April 12th and 26th from 7:00-9:00pm
Most of us have undoubtedly raised binoculars to follow birds through a nearby canopy, but how often do we consider the deep relationships and reliance many species of birds have on native trees? In many cases birds and trees are inextricably linked: conifer seed crops dictating finch populations and aspen groves as apartment blocks for cavity nesting species. Join in on this jaunt across the state and consider our many iconic tree species and the birds that live with, on, and in them.
Updated March 5, 2020, 10:00 a.m.
Public Health — Seattle & King County has released new proactive public health recommendations meant to slow the spread of the coronavirus (COVID-19). Seattle Audubon is responding to these latest recommendations with additional changes to our activities. We undertake these changes to reduce risks for the members of our community at higher risk of severe illness. We will continue to evaluate as new information becomes available. (Resources are listed at the end of this document.)
Contact information for the relevant staff is listed for each activity, if you have further questions or concerns. Seattle Audubon is also following recommendations for employers and limiting staff who will work from the office. Through this challenging time in our community, we encourage everyone to act with kindness and compassion, and to support those in the community who most need our collective actions to help reduce the spread of this disease.
- Stay home when you are sick. Do not go out in public when you are sick.
- Cough or sneeze into your elbow or tissue and wash your hands immediately afterward.
- Wash your hands frequently and thoroughly for a minimum of 20 seconds with soap and water. If no soap is available, use a hand sanitizer of at least 60% alcohol content.
- Avoid touching your face with unclean hands.
A variety of classes on birding and natural history are taught throughout the year by qualified instructors who are experts in their respective fields. Classes support the Seattle Audubon mission of appreciating, understanding, and protecting birds and their natural habitats.
- New classes open for registration quarterly (March 1, June 1, Sept. 1, Dec.1); if the 1st of the quarter falls on a Sunday or a holiday registration will open the following day.
- To see a list of Frequently Asked Questions, including helpful tips for finding class venues, click here.
Visit the Master Birder page to learn more about that two-semester program.
Master Birder Information

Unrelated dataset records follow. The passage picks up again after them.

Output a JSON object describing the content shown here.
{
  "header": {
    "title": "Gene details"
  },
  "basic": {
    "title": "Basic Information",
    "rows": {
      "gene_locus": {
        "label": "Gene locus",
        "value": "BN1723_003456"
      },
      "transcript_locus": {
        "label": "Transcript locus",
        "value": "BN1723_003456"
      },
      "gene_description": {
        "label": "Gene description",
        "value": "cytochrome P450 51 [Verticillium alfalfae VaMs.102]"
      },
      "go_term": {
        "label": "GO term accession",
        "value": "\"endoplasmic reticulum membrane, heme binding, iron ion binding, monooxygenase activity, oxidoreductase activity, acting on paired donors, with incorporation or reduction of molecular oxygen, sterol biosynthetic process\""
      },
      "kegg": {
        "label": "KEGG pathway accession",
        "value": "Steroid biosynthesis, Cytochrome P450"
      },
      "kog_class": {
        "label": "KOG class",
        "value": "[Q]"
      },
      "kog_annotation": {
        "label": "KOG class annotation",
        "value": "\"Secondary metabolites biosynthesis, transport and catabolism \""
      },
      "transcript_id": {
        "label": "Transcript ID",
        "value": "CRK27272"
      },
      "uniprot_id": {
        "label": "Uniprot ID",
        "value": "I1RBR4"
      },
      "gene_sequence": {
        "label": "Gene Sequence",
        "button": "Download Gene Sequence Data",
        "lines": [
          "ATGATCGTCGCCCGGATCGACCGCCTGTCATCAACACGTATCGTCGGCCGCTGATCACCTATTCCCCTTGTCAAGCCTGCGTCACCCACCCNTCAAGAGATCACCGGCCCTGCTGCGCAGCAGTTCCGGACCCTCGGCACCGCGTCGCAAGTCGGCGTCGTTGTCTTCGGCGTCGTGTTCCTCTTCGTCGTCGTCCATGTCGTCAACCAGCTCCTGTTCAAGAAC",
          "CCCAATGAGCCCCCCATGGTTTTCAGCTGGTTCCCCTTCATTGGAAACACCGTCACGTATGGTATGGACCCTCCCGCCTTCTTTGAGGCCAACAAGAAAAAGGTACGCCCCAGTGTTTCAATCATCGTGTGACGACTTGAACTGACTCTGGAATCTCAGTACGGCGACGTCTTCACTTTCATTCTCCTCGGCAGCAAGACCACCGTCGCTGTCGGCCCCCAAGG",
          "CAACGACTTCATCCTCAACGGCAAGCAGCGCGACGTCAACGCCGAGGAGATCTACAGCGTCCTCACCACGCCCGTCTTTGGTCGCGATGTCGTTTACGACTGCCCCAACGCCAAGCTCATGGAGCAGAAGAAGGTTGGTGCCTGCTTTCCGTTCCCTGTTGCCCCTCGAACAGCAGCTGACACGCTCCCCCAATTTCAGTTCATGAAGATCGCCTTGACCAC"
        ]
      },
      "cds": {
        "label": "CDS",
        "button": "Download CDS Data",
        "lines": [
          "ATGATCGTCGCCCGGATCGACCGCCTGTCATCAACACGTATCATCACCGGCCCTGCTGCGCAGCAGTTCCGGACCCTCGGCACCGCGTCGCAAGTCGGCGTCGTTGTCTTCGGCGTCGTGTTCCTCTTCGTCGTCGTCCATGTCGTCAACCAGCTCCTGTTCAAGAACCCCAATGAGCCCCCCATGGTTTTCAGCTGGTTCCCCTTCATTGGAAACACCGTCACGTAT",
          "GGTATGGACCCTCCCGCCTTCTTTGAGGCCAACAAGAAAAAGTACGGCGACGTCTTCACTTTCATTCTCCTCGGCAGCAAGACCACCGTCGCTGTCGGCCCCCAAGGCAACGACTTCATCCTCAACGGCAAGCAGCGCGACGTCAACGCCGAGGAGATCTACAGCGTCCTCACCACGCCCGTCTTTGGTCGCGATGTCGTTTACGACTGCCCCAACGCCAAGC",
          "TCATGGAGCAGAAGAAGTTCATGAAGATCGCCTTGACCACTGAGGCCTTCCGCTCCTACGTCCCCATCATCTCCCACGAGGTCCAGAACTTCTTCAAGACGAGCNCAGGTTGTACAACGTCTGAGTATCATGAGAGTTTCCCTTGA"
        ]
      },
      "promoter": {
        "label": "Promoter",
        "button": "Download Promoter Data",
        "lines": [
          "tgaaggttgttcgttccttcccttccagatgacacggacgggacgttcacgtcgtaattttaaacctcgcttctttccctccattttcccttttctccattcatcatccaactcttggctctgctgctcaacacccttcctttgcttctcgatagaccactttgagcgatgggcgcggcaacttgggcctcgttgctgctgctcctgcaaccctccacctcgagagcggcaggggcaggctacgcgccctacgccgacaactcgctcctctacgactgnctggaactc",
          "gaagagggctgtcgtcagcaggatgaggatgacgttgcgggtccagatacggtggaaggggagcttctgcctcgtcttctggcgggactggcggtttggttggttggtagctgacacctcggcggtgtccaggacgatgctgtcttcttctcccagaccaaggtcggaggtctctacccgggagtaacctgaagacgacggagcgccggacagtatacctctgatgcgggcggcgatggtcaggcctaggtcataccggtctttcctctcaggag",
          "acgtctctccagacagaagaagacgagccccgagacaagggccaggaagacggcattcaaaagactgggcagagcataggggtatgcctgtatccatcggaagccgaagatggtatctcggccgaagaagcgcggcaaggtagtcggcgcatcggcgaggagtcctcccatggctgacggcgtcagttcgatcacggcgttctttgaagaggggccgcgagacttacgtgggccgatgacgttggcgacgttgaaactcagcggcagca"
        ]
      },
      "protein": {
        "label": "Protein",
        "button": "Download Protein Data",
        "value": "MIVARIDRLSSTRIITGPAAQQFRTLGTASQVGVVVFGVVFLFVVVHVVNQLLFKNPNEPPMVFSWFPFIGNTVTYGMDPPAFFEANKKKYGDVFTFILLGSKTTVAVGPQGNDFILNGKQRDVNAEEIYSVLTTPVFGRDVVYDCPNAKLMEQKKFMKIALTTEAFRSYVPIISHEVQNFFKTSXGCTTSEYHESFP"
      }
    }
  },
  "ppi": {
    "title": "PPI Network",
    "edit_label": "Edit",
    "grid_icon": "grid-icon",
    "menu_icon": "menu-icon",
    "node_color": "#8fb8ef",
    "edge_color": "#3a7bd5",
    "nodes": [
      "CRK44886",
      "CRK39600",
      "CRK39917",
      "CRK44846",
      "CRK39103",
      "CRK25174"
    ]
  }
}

Seattle Audubon offers a Master Birder Program, a two-semester course and education-for-service program focusing on the identification and natural history of Washington’s birds. Offered every other year, participants benefit from an intensive study of Northwest birds and serve as valuable resources for Seattle Audubon and the community.
Do I register for each class separately?
Yes. Click on the Register Now button at the bottom of the class description to register for that class only.
Are classes recorded?
All online classes are recorded and links to view the recordings are emailed to registrants within a few days of the live class session. You do not need to let anyone know if you cannot attend the live session – you will receive the recording no matter what.
The online class sold out. Can I still view the class recording?
Yes. Use the Register Now button to purchase access to the class recording. Links to recordings can be found in the confirmation email that auto-sends when you register (check your junk and/or clutter boxes) if an online session has already happened, or will be emailed to you after the online session has finished.
How long are recordings available?
The class recording is available for one month past the live class session. If the class is a series of sessions (some classes have 2-4 sessions over a period of weeks), the recordings for all sessions in that series are available for one month past the last live class session date (e.g. if the last class in the series is on May 1, the recordings for the whole series will be available until June 1).
How do I use Zoom?
If you have never used Zoom, check out this YouTube tutorial.